The three, arguably most important, European states for the last two centuries have been Britain, France and Prussia with the latter becoming the head of a unified Germany. Economically, militarily and, recently, politically in the formation of the EU, these three powers have played centre stage in European affairs of the past and will likely continue to do so for the foreseeable future. A major event for all of these states was their transformation from a mercantile agrarian and even feudal society to an efficient, capitalistic, industrial economy. In some cases, this transformation was a quick process: in others, a slow punctuated affair. For each state, it was a watershed moment that helped secure their position as world powers and set in motion the policies that helped shape their respective positions in the modern world. Germany and France set the course for a policy of collusion between state and industry while Britain has and continues to follow the law of economics, letting the market set its economic policy.

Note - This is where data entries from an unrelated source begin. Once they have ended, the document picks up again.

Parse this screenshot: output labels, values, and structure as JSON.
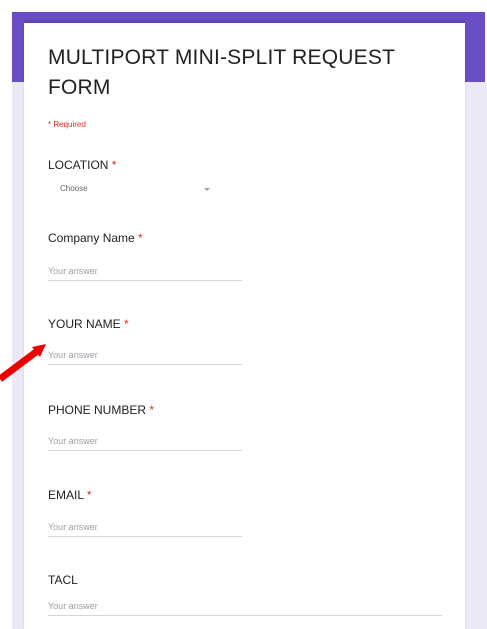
{
  "form": {
    "title": "MULTIPORT MINI-SPLIT REQUEST FORM",
    "required_note": "* Required",
    "required_marker": "*"
  },
  "questions": {
    "location": {
      "label": "LOCATION",
      "selected": "Choose"
    },
    "company_name": {
      "label": "Company Name",
      "placeholder": "Your answer"
    },
    "your_name": {
      "label": "YOUR NAME",
      "placeholder": "Your answer"
    },
    "phone_number": {
      "label": "PHONE NUMBER",
      "placeholder": "Your answer"
    },
    "email": {
      "label": "EMAIL",
      "placeholder": "Your answer"
    },
    "tacl": {
      "label": "TACL",
      "placeholder": "Your answer"
    }
  },
  "colors": {
    "accent": "#6a4fc4",
    "required": "#d93025",
    "annotation_arrow": "#ee0000"
  }
}
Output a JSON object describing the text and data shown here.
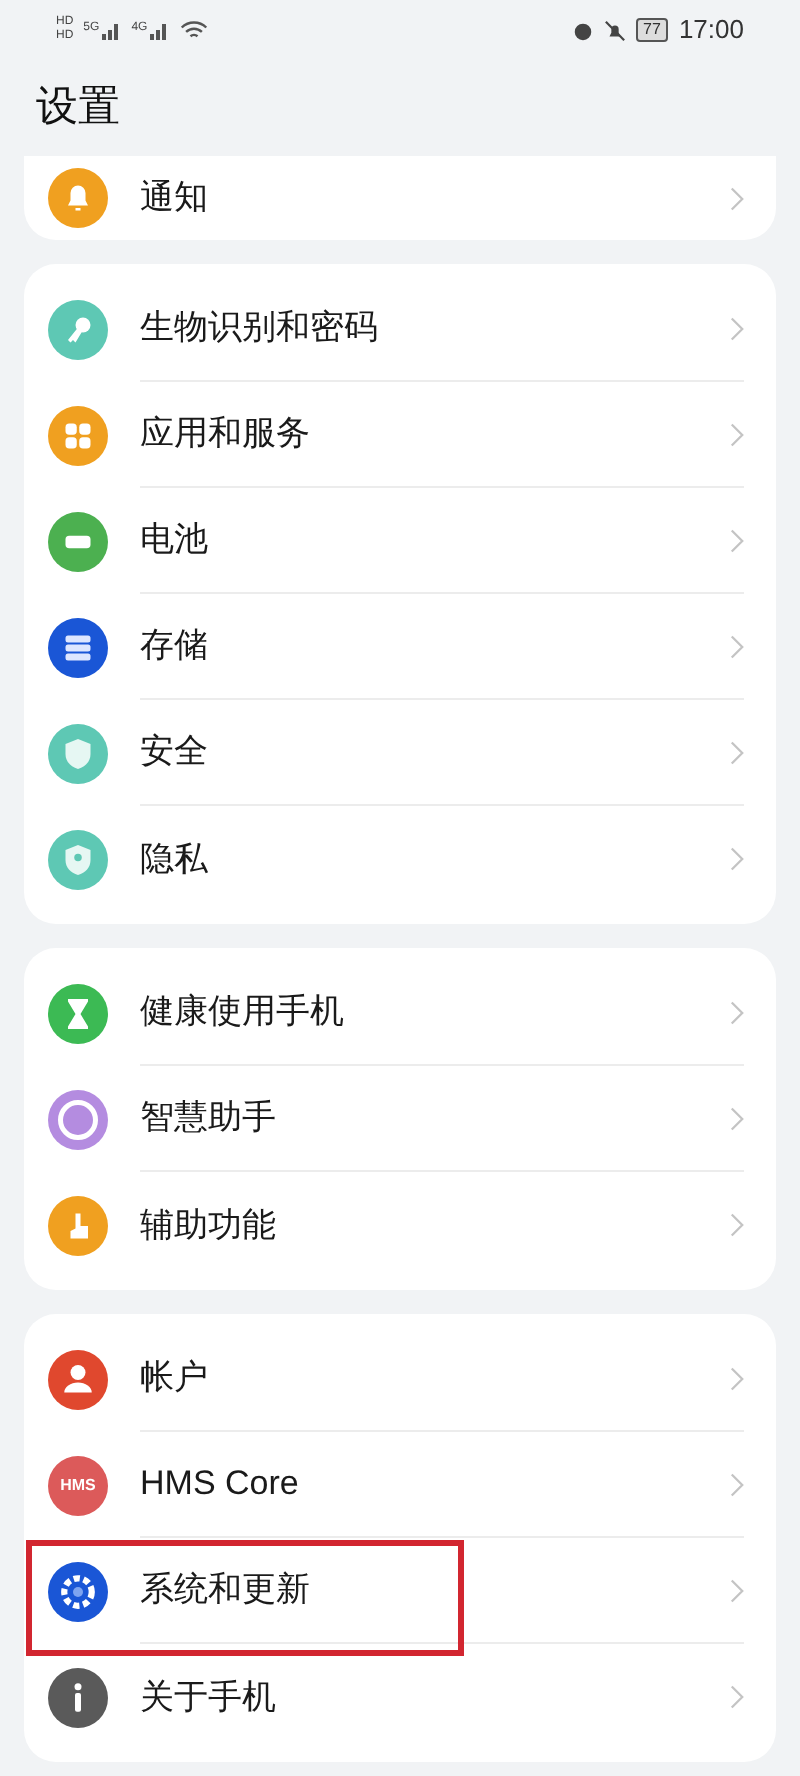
{
  "status_bar": {
    "sim_labels": [
      "HD",
      "HD"
    ],
    "networks": [
      "5G",
      "4G"
    ],
    "battery": "77",
    "time": "17:00"
  },
  "title": "设置",
  "groups": [
    {
      "cut_top": true,
      "items": [
        {
          "label": "通知",
          "kind": "bell",
          "color": "#f0a020",
          "highlighted": false
        }
      ]
    },
    {
      "cut_top": false,
      "items": [
        {
          "label": "生物识别和密码",
          "kind": "key",
          "color": "#5ec8b4",
          "highlighted": false
        },
        {
          "label": "应用和服务",
          "kind": "apps",
          "color": "#f0a020",
          "highlighted": false
        },
        {
          "label": "电池",
          "kind": "battery",
          "color": "#4cb050",
          "highlighted": false
        },
        {
          "label": "存储",
          "kind": "storage",
          "color": "#1a56d6",
          "highlighted": false
        },
        {
          "label": "安全",
          "kind": "shield",
          "color": "#5ec8b4",
          "highlighted": false
        },
        {
          "label": "隐私",
          "kind": "privacy",
          "color": "#5ec8b4",
          "highlighted": false
        }
      ]
    },
    {
      "cut_top": false,
      "items": [
        {
          "label": "健康使用手机",
          "kind": "hourglass",
          "color": "#3cba54",
          "highlighted": false
        },
        {
          "label": "智慧助手",
          "kind": "ring",
          "color": "#b48ce0",
          "highlighted": false
        },
        {
          "label": "辅助功能",
          "kind": "hand",
          "color": "#f0a020",
          "highlighted": false
        }
      ]
    },
    {
      "cut_top": false,
      "items": [
        {
          "label": "帐户",
          "kind": "person",
          "color": "#e0482e",
          "highlighted": false
        },
        {
          "label": "HMS Core",
          "kind": "text",
          "icon_text": "HMS",
          "color": "#dc5a5a",
          "highlighted": false
        },
        {
          "label": "系统和更新",
          "kind": "gear",
          "color": "#1a56d6",
          "highlighted": true
        },
        {
          "label": "关于手机",
          "kind": "info",
          "color": "#5a5a5a",
          "highlighted": false
        }
      ]
    }
  ]
}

Britain first began its process of industrialization, by some accounts, as early as 1740, while France's first attempt was in 1789 and Germany had to wait until after 1870. The importance of a strong economy in forming a strong state was well known. As states in question had to deal with budget shortfalls and increasing military expenditures. However it was Britain that took the first steps to industrialization, well ahead of the rest of the world.
Prior to Britain's industrialization, European states were technologically equivalent. The benchmark for technological development in this period can be found in the military. States were equally developed in that they all had knowledge of ironworking, gun powder and mathematics. Proficiencies in areas varied but all had a lead in certain fields. For example, the German states were renowned for their advances in mining processes.